You don’t have to be sleeping on the streets to be homeless. If you are staying somewhere you have no legal right to stay (like a friend’s house) or somewhere that is not safe for you (where people are violent), then you are homeless.
Who can help?
Children’s Social Care must help most homeless 16-and 17- year-olds. It is part of the council and used to be called Social Services. In an emergency they can help find somewhere safe for you to stay the night.
Housing Options help people who are homeless. It is part of the council too. If it is an emergency, they can also help you find somewhere safe to stay that night.
Advice services like Shelter and Rutland Cab can help you understand your rights and challenge decisions you think are wrong. You can also call Shelter’s free helpline on 08088 004 444
In Rutland there are special young people’s support services located at Jules House (Oakham) that can deal with homelessness. You can also speak to one of the Youth Workers or Youth Options Advisors that are located at Jules too.
01572 758 301
Children’s Social Care
Children’s Social Care will do an assessment to see if you are a ‘child in need’ (this legal term covers young people too). If they agree you are, they can help you to:
- Find a place to live (and they pay for it)
- Get into training and education
- Tackle personal issues, like drug or alcohol problems
If children's social care can't help you get independent advice as soon as you can. Meanwhile, speak to someone from Housing Options. Tell them you are homeless.
Some young people don’t like the idea of being involved with Children’s Social Care. If you are offered support you don’t have to agree to it, but they can help with all your issues – not just housing. If you don’t want help, you need to go to Housing Options.

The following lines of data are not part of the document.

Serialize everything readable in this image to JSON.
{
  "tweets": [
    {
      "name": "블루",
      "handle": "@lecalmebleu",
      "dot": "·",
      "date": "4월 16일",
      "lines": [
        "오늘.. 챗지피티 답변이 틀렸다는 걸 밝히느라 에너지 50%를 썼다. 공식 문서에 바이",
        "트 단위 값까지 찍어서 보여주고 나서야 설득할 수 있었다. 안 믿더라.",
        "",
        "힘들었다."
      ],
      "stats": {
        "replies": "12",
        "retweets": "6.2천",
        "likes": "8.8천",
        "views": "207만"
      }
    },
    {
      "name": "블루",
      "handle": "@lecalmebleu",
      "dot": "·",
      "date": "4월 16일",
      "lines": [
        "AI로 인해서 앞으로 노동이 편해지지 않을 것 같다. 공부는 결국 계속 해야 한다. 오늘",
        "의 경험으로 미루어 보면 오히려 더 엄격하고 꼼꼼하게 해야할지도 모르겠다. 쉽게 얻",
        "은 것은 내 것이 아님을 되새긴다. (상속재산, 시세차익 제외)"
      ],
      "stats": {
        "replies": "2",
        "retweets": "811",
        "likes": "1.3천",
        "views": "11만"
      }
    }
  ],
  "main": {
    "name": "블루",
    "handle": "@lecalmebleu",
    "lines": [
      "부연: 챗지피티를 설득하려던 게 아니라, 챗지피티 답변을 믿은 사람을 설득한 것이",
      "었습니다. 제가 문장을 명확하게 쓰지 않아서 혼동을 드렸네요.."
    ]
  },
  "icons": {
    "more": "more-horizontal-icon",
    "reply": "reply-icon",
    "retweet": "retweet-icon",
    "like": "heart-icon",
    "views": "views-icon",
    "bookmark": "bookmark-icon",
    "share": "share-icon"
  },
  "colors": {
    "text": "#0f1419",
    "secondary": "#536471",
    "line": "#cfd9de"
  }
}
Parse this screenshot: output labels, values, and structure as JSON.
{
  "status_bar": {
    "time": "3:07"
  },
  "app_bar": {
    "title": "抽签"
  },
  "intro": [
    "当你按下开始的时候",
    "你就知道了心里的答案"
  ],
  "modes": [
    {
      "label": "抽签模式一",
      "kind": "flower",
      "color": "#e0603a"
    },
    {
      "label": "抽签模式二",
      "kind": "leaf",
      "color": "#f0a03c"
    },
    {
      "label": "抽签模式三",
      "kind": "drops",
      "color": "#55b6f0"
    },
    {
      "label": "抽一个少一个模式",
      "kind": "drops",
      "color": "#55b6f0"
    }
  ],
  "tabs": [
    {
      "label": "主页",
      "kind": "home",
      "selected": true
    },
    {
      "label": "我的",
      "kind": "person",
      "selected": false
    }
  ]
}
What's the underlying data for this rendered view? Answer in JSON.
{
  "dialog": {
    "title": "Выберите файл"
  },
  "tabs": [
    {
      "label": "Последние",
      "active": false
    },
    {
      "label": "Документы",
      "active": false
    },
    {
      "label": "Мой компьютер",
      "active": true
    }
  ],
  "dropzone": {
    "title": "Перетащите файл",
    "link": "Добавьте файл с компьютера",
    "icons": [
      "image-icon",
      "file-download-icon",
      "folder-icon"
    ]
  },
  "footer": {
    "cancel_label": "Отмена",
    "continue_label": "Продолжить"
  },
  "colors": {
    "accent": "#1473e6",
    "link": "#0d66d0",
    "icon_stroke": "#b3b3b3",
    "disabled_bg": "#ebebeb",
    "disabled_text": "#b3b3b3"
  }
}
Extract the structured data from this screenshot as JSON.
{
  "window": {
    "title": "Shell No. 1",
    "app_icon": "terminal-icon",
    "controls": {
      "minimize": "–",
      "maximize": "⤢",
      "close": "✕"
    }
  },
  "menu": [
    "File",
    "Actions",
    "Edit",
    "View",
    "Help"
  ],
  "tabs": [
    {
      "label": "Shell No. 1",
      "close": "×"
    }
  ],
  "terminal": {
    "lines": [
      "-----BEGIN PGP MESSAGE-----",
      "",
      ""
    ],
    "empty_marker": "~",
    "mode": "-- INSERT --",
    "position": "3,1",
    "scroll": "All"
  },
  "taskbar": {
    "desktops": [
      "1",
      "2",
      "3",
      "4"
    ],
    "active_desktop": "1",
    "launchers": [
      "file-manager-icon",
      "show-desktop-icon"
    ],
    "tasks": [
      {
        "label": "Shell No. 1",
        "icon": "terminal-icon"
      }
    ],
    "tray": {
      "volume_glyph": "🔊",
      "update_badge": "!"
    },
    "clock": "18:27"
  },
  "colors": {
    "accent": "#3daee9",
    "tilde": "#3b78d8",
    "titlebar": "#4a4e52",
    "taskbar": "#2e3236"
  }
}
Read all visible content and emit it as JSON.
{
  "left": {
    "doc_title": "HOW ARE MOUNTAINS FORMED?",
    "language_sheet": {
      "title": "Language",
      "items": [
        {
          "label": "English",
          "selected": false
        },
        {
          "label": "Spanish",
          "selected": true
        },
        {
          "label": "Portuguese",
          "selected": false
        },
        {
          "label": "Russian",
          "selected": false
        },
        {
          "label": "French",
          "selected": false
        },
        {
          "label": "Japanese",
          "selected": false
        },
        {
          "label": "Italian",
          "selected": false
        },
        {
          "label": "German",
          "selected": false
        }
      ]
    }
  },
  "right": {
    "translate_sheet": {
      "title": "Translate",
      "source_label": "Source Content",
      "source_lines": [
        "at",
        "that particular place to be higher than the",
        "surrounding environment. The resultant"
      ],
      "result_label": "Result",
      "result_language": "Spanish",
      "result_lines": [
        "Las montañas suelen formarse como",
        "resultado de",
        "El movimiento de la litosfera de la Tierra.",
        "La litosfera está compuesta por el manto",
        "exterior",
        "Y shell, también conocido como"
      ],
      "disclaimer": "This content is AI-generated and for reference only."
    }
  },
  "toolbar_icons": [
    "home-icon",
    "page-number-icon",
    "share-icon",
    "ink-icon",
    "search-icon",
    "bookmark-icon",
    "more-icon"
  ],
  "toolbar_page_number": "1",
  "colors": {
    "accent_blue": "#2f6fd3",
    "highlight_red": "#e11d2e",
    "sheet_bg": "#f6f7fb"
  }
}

Whoever you go to will want to check if you can go back home, because it isn’t easy living on your own at 16 and 17. Housing Options and Children’s Social Care have people who can talk to you and your parent(s) to see if you can sort things out, but cannot force you to go back home, especially if it isn’t safe for you to because of violence or abuse. That is why it’s very important for you to tell the worker about these things. Even if you and your parent(s) agree to talk, the council should help you with getting a place to stay while this is being sorted out.